__Records for the task__
**********

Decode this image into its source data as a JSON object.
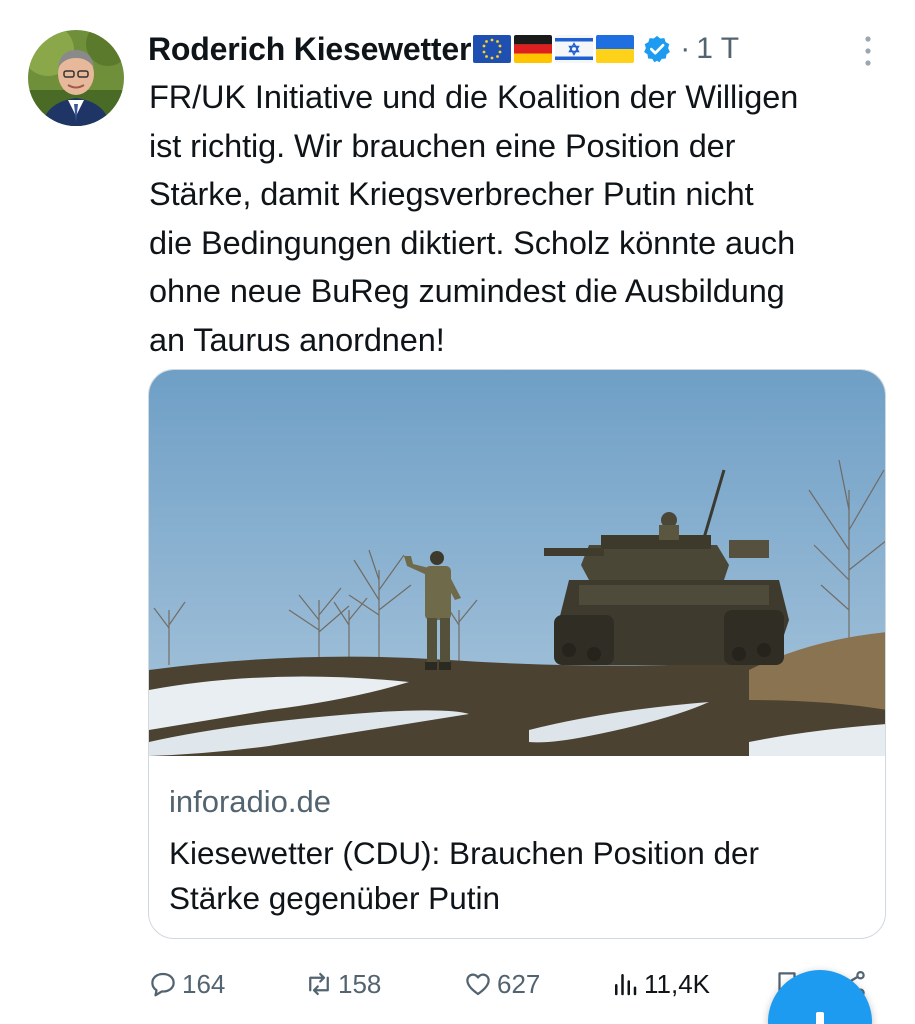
{
  "post": {
    "author": {
      "name": "Roderich Kiesewetter",
      "flags": [
        "eu-flag",
        "germany-flag",
        "israel-flag",
        "ukraine-flag"
      ],
      "verified_icon": "verified-badge-icon",
      "separator": "·",
      "time": "1 T"
    },
    "text": "FR/UK Initiative und die Koalition der Willigen\nist richtig. Wir brauchen eine Position der\nStärke, damit Kriegsverbrecher Putin nicht\ndie Bedingungen diktiert. Scholz könnte auch\nohne neue BuReg zumindest die Ausbildung\nan Taurus anordnen!",
    "card": {
      "domain": "inforadio.de",
      "title": "Kiesewetter (CDU): Brauchen Position der\nStärke gegenüber Putin"
    },
    "actions": {
      "replies": "164",
      "reposts": "158",
      "likes": "627",
      "views": "11,4K"
    }
  },
  "colors": {
    "text_primary": "#0f1419",
    "text_secondary": "#536471",
    "accent": "#1d9bf0",
    "border": "#cfd9de"
  }
}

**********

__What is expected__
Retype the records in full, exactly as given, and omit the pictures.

__Written answer__
Decode this image into its source data as a JSON object.
{
  "post": {
    "author": {
      "name": "Roderich Kiesewetter",
      "flags": [
        "eu-flag",
        "germany-flag",
        "israel-flag",
        "ukraine-flag"
      ],
      "verified_icon": "verified-badge-icon",
      "separator": "·",
      "time": "1 T"
    },
    "text": "FR/UK Initiative und die Koalition der Willigen\nist richtig. Wir brauchen eine Position der\nStärke, damit Kriegsverbrecher Putin nicht\ndie Bedingungen diktiert. Scholz könnte auch\nohne neue BuReg zumindest die Ausbildung\nan Taurus anordnen!",
    "card": {
      "domain": "inforadio.de",
      "title": "Kiesewetter (CDU): Brauchen Position der\nStärke gegenüber Putin"
    },
    "actions": {
      "replies": "164",
      "reposts": "158",
      "likes": "627",
      "views": "11,4K"
    }
  },
  "colors": {
    "text_primary": "#0f1419",
    "text_secondary": "#536471",
    "accent": "#1d9bf0",
    "border": "#cfd9de"
  }
}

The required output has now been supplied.